◆ **Listed records**
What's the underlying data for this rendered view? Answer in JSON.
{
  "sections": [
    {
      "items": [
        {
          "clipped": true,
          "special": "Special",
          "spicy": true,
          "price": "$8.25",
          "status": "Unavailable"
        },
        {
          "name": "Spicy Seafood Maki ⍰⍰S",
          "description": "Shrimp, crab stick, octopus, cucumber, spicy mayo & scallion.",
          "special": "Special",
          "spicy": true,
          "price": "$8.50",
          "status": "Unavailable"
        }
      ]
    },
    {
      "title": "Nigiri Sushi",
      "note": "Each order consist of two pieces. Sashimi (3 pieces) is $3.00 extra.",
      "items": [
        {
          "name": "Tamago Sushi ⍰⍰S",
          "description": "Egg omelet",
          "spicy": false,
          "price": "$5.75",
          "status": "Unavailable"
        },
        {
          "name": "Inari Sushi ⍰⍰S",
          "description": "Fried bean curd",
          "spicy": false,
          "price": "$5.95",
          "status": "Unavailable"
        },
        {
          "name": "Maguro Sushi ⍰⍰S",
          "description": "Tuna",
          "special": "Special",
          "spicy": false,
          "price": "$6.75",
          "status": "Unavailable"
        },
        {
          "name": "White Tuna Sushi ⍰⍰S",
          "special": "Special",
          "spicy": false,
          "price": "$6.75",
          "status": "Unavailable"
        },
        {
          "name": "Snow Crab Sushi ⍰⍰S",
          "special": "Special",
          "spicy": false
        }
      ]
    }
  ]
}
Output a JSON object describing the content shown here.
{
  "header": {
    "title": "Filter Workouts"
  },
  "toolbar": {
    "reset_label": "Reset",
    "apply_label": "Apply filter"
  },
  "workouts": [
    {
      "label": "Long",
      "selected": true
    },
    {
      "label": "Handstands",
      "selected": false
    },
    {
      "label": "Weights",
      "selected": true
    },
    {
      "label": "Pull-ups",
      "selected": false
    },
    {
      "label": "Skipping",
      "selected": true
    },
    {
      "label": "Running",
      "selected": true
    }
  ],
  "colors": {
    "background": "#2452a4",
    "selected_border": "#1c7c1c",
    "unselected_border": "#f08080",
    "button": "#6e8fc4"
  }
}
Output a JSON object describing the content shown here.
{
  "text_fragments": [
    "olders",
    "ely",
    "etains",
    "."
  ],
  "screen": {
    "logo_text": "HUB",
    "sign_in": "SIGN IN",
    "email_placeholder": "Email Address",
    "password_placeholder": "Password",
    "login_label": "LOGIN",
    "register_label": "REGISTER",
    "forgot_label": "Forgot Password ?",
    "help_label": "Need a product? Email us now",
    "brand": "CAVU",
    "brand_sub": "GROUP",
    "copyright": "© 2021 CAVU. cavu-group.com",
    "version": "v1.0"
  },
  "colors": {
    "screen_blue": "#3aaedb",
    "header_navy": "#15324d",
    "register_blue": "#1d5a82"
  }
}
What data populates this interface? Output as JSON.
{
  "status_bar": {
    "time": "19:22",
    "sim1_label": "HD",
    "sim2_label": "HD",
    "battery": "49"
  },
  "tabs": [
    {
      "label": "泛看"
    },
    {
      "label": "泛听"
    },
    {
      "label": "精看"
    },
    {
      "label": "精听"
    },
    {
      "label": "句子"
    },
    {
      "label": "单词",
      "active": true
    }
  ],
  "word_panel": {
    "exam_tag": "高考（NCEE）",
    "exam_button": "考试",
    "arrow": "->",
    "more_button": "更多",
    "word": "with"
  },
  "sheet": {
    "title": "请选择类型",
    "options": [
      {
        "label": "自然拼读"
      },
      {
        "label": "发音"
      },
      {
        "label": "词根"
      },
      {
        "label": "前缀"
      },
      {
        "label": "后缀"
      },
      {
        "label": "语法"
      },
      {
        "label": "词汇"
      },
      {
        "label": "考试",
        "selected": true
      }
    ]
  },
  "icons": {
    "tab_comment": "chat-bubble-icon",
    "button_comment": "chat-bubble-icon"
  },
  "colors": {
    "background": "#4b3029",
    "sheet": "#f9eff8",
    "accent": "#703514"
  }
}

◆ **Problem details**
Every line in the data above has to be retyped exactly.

◆ **Answer box**
What's the underlying data for this rendered view? Answer in JSON.
{
  "sections": [
    {
      "items": [
        {
          "clipped": true,
          "special": "Special",
          "spicy": true,
          "price": "$8.25",
          "status": "Unavailable"
        },
        {
          "name": "Spicy Seafood Maki ⍰⍰S",
          "description": "Shrimp, crab stick, octopus, cucumber, spicy mayo & scallion.",
          "special": "Special",
          "spicy": true,
          "price": "$8.50",
          "status": "Unavailable"
        }
      ]
    },
    {
      "title": "Nigiri Sushi",
      "note": "Each order consist of two pieces. Sashimi (3 pieces) is $3.00 extra.",
      "items": [
        {
          "name": "Tamago Sushi ⍰⍰S",
          "description": "Egg omelet",
          "spicy": false,
          "price": "$5.75",
          "status": "Unavailable"
        },
        {
          "name": "Inari Sushi ⍰⍰S",
          "description": "Fried bean curd",
          "spicy": false,
          "price": "$5.95",
          "status": "Unavailable"
        },
        {
          "name": "Maguro Sushi ⍰⍰S",
          "description": "Tuna",
          "special": "Special",
          "spicy": false,
          "price": "$6.75",
          "status": "Unavailable"
        },
        {
          "name": "White Tuna Sushi ⍰⍰S",
          "special": "Special",
          "spicy": false,
          "price": "$6.75",
          "status": "Unavailable"
        },
        {
          "name": "Snow Crab Sushi ⍰⍰S",
          "special": "Special",
          "spicy": false
        }
      ]
    }
  ]
}
Output a JSON object describing the content shown here.
{
  "header": {
    "title": "Filter Workouts"
  },
  "toolbar": {
    "reset_label": "Reset",
    "apply_label": "Apply filter"
  },
  "workouts": [
    {
      "label": "Long",
      "selected": true
    },
    {
      "label": "Handstands",
      "selected": false
    },
    {
      "label": "Weights",
      "selected": true
    },
    {
      "label": "Pull-ups",
      "selected": false
    },
    {
      "label": "Skipping",
      "selected": true
    },
    {
      "label": "Running",
      "selected": true
    }
  ],
  "colors": {
    "background": "#2452a4",
    "selected_border": "#1c7c1c",
    "unselected_border": "#f08080",
    "button": "#6e8fc4"
  }
}
Output a JSON object describing the content shown here.
{
  "text_fragments": [
    "olders",
    "ely",
    "etains",
    "."
  ],
  "screen": {
    "logo_text": "HUB",
    "sign_in": "SIGN IN",
    "email_placeholder": "Email Address",
    "password_placeholder": "Password",
    "login_label": "LOGIN",
    "register_label": "REGISTER",
    "forgot_label": "Forgot Password ?",
    "help_label": "Need a product? Email us now",
    "brand": "CAVU",
    "brand_sub": "GROUP",
    "copyright": "© 2021 CAVU. cavu-group.com",
    "version": "v1.0"
  },
  "colors": {
    "screen_blue": "#3aaedb",
    "header_navy": "#15324d",
    "register_blue": "#1d5a82"
  }
}
What data populates this interface? Output as JSON.
{
  "status_bar": {
    "time": "19:22",
    "sim1_label": "HD",
    "sim2_label": "HD",
    "battery": "49"
  },
  "tabs": [
    {
      "label": "泛看"
    },
    {
      "label": "泛听"
    },
    {
      "label": "精看"
    },
    {
      "label": "精听"
    },
    {
      "label": "句子"
    },
    {
      "label": "单词",
      "active": true
    }
  ],
  "word_panel": {
    "exam_tag": "高考（NCEE）",
    "exam_button": "考试",
    "arrow": "->",
    "more_button": "更多",
    "word": "with"
  },
  "sheet": {
    "title": "请选择类型",
    "options": [
      {
        "label": "自然拼读"
      },
      {
        "label": "发音"
      },
      {
        "label": "词根"
      },
      {
        "label": "前缀"
      },
      {
        "label": "后缀"
      },
      {
        "label": "语法"
      },
      {
        "label": "词汇"
      },
      {
        "label": "考试",
        "selected": true
      }
    ]
  },
  "icons": {
    "tab_comment": "chat-bubble-icon",
    "button_comment": "chat-bubble-icon"
  },
  "colors": {
    "background": "#4b3029",
    "sheet": "#f9eff8",
    "accent": "#703514"
  }
}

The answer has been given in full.